The societal impact of the naturals trade is something overlooked by many, noted Brinkgreve. Yet he views it as a key pillar of sustainability. Unstable societies will invariably net unstable supply streams. “Most of our suppliers, especially in the southern hemisphere, are living below the poverty line,” he explained. “The average lifespan of our suppliers is below 45 years.” The main threats, he said, include malaria, limited access to clean drinking water and critical nutrition, and insufficient financial means to purchase medicines. In addition, there is little education, and the labor-intensive nature of disadvantaged farming means that children may be exploited for production. “It’s shocking to see,” said Brinkgreve. “Our products are used for luxury.”

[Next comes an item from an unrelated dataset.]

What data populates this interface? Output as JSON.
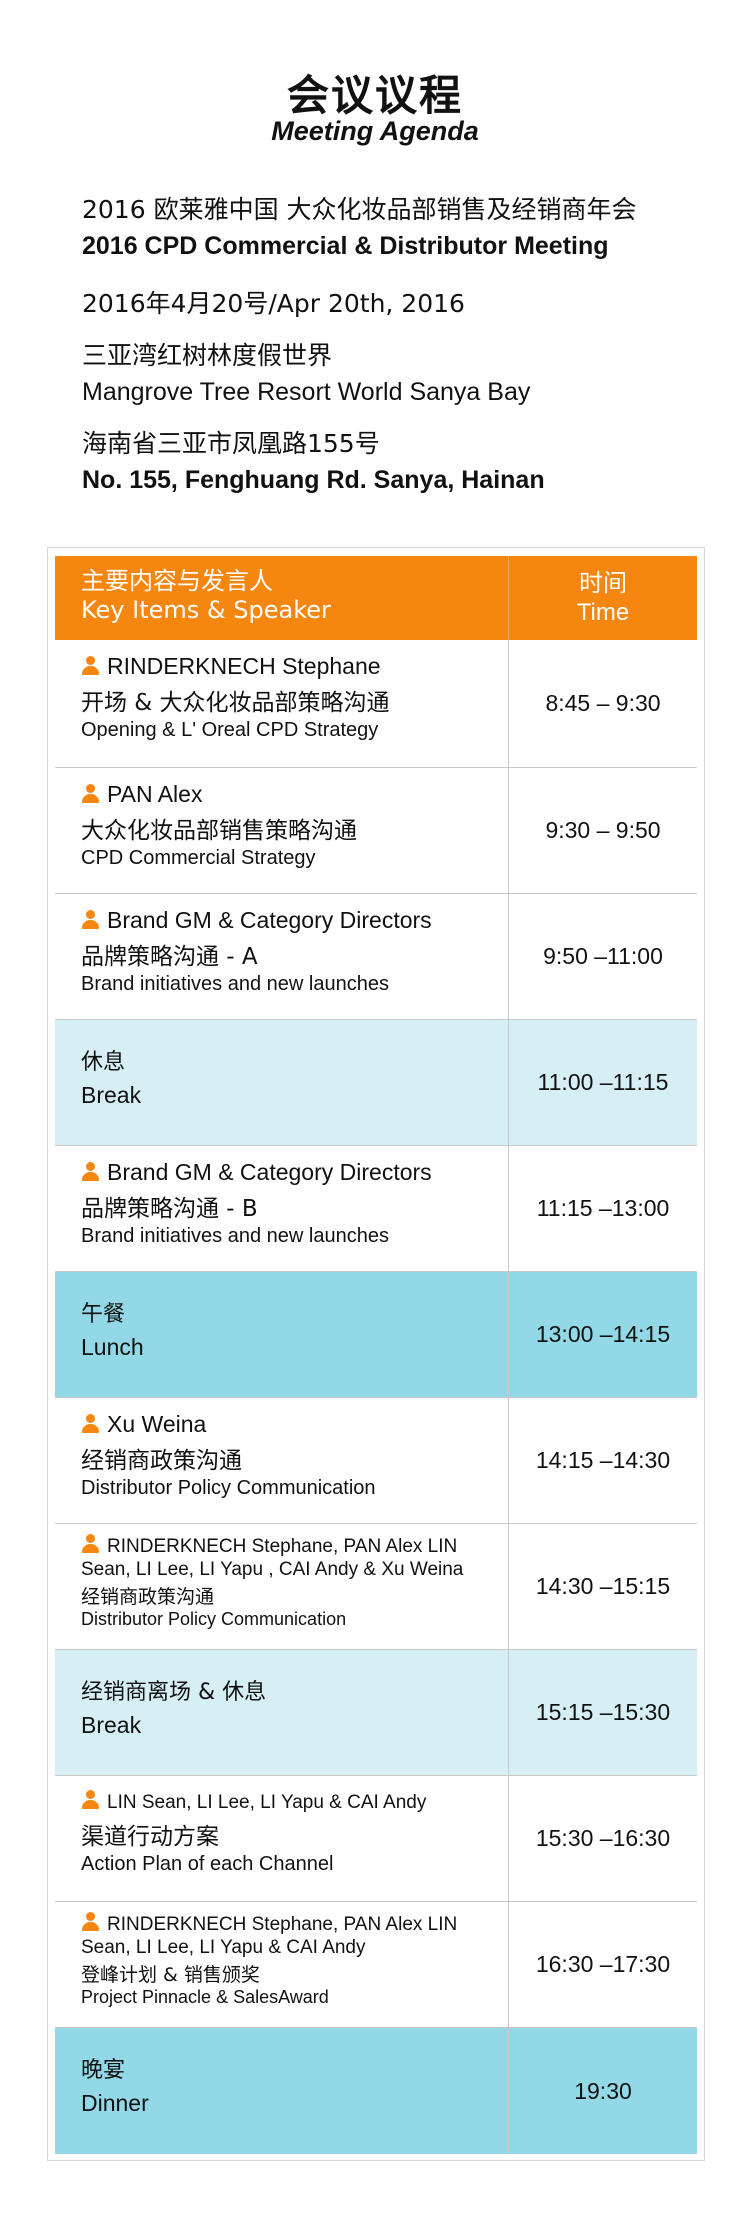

He outlined some efforts with which he had firsthand knowledge, including partnering with NGOs such as the Bill & Melinda Gates Foundation, providing microfinancing to women in Ugandan vanilla farming communities, ISO certifying another Ugandan farm, helping local communities diversify crop and livestock production to more easily weather bad times, and enacting a technology exchange program to boost yield and quality per hectare.

Ethical Optimization of Value Chains

The final pillar of Brinkgreve’s sustainability outlook is one which no industry can exist without: economics. To illustrate, he displayed the value chain for patchouli, which involves some 60,000 farmers, most of whom are buried beneath many layers of traders and other middlemen.

“I’ll never forget a meeting I had about a year ago with one of the biggest patchouli traders in the world. He had two Rolexes and a diamond ring the size of a golf ball. He said to me, ‘You really have to pay me this price because these farmers are so poor—they need to have more money.’ They make the money off the backs of the poor farmers.”